[Website and app data records]
====
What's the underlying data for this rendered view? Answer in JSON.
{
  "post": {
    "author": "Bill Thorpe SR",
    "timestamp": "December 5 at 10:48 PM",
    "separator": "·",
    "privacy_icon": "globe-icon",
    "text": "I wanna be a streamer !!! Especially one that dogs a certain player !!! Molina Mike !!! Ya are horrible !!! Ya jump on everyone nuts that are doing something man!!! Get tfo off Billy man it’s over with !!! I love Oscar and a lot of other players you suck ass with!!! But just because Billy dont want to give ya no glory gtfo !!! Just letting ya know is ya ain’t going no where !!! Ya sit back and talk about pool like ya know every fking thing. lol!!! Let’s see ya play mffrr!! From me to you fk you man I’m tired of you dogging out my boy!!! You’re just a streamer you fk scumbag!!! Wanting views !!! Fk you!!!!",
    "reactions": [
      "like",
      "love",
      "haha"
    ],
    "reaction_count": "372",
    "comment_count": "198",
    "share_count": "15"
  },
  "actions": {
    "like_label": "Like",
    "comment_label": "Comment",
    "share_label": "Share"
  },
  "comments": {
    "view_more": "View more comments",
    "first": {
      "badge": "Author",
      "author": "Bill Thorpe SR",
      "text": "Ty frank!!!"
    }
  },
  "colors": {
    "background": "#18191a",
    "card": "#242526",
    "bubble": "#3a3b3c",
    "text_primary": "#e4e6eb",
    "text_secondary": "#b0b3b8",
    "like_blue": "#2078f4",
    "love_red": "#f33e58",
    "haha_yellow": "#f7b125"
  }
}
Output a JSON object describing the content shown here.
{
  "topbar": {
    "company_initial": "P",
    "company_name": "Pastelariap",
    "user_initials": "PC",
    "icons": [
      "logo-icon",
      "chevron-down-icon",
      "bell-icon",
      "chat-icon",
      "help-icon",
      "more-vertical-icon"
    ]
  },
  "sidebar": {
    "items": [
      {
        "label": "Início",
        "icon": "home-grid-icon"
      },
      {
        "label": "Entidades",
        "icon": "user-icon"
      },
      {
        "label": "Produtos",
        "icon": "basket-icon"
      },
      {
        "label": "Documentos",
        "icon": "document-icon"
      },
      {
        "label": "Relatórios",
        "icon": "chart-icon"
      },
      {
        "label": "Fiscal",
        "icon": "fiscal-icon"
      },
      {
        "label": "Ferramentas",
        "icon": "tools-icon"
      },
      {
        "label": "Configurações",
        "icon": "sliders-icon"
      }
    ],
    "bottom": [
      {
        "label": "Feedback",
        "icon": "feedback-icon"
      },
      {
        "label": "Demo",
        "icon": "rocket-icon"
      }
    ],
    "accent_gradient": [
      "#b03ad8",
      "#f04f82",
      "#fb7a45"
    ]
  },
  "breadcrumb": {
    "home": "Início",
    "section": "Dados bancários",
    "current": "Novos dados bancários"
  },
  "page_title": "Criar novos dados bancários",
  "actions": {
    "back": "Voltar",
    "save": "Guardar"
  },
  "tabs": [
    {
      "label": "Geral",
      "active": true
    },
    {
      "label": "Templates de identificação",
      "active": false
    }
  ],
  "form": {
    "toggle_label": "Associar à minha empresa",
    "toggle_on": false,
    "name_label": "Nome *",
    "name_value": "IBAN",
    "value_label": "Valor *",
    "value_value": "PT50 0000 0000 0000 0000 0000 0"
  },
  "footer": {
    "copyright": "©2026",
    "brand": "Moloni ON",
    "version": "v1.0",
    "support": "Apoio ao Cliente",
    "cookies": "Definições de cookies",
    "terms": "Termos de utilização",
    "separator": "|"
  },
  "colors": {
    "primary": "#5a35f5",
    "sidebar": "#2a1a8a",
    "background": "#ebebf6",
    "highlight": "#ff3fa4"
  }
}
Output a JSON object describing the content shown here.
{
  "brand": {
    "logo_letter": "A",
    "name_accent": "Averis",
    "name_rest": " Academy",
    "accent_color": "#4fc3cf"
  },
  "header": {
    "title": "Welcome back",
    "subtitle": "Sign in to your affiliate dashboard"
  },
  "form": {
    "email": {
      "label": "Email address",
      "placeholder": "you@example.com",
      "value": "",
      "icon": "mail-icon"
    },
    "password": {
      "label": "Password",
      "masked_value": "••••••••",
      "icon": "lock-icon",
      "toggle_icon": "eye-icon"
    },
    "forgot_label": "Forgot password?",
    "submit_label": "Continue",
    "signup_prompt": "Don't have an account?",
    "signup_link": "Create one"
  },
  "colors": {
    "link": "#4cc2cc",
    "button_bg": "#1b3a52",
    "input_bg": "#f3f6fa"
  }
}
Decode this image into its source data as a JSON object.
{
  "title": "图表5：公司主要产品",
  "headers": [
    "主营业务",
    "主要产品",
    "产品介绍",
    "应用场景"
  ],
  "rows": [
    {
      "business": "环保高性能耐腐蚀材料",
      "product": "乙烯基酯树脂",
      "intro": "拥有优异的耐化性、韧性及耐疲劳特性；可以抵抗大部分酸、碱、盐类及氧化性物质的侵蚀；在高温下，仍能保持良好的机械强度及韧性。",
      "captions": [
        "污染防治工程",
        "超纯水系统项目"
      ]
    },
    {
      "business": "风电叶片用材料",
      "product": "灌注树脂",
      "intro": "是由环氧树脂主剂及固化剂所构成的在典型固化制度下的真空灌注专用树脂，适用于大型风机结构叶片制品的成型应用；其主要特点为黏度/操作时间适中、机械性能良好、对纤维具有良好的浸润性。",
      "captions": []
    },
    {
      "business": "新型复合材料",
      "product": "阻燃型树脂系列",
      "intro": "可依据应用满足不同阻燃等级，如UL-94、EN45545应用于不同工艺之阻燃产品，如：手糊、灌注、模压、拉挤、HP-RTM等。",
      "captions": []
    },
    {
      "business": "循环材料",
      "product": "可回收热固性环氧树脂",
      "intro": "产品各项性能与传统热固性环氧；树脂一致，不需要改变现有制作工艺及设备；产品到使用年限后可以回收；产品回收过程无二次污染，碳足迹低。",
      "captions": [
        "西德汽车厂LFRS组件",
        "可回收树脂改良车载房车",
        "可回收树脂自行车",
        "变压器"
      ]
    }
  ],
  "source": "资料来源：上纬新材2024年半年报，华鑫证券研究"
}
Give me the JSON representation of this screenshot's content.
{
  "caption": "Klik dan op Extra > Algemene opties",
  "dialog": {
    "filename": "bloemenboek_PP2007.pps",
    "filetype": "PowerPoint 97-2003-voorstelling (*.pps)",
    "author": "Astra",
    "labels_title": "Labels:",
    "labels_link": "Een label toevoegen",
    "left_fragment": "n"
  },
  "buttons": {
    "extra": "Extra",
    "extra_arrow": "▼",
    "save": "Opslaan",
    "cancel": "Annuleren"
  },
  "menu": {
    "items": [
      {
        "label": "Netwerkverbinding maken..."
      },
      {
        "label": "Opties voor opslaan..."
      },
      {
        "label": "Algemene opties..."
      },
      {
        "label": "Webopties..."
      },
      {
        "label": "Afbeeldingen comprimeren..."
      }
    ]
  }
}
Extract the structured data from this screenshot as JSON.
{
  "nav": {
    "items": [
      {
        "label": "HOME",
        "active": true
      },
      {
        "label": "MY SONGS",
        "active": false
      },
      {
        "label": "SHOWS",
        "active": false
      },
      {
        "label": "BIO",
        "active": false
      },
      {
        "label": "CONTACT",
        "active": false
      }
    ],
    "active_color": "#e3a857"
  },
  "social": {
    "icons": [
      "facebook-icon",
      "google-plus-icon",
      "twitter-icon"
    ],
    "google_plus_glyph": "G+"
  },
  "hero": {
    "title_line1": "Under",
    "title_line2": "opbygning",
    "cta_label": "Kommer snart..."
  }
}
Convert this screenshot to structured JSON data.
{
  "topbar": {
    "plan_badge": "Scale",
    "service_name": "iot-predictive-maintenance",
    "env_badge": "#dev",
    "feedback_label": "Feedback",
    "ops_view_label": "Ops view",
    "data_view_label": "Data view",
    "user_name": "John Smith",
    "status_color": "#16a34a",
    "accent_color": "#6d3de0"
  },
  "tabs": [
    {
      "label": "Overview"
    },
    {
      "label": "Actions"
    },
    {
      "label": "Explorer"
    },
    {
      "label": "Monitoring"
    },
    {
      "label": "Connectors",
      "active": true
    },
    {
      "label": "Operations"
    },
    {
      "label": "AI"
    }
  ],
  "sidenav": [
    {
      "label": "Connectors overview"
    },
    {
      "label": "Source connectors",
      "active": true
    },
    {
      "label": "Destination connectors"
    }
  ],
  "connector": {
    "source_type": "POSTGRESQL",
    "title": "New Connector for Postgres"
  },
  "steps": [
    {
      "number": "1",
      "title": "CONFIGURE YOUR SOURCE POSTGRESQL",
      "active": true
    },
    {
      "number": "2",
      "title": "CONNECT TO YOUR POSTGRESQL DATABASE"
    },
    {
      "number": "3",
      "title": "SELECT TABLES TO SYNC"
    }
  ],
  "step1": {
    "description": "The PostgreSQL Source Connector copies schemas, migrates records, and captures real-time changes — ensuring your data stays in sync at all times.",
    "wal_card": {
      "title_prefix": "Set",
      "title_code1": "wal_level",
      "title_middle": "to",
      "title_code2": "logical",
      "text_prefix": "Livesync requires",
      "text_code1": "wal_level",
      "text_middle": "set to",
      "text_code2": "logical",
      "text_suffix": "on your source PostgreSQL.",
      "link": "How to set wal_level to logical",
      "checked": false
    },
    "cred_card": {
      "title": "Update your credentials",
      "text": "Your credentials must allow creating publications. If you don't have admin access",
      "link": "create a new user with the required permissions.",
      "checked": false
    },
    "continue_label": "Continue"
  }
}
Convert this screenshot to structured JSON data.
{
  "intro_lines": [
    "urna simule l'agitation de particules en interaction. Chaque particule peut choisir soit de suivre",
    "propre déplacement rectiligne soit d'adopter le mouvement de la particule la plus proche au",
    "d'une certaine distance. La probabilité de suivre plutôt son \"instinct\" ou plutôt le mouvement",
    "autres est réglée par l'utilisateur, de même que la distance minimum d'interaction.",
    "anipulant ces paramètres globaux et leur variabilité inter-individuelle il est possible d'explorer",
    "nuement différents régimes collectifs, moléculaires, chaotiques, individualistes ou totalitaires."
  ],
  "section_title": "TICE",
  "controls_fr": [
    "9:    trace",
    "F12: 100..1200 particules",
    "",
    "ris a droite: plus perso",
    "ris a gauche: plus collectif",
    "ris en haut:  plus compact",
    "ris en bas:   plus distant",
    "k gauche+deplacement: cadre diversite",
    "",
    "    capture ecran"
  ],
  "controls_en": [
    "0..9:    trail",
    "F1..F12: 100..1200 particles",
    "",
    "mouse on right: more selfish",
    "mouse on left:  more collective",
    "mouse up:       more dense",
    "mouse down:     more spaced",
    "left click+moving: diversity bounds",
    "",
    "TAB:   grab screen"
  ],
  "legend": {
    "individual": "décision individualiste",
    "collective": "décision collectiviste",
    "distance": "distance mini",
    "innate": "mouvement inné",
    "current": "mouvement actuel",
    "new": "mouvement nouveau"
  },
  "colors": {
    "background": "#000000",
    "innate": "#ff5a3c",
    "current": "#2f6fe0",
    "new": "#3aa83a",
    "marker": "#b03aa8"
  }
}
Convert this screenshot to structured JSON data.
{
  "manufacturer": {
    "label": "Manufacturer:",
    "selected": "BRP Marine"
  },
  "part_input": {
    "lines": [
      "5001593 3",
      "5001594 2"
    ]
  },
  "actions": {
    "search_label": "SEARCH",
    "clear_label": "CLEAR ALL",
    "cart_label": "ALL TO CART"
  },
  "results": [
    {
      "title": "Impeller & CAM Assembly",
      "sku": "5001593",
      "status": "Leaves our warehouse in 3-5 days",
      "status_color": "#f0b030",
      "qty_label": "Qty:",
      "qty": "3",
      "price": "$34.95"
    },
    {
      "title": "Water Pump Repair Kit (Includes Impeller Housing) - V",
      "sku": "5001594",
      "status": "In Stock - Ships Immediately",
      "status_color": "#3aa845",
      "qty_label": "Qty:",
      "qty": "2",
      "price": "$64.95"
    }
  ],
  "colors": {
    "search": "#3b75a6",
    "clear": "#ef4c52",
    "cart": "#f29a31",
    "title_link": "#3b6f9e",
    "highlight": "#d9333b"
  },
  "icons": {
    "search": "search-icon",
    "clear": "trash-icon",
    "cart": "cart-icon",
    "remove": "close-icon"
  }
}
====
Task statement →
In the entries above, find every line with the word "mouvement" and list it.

Answer to this task →
    "propre déplacement rectiligne soit d'adopter le mouvement de la particule la plus proche au",
    "d'une certaine distance. La probabilité de suivre plutôt son \"instinct\" ou plutôt le mouvement",
    "innate": "mouvement inné",
    "current": "mouvement actuel",
    "new": "mouvement nouveau"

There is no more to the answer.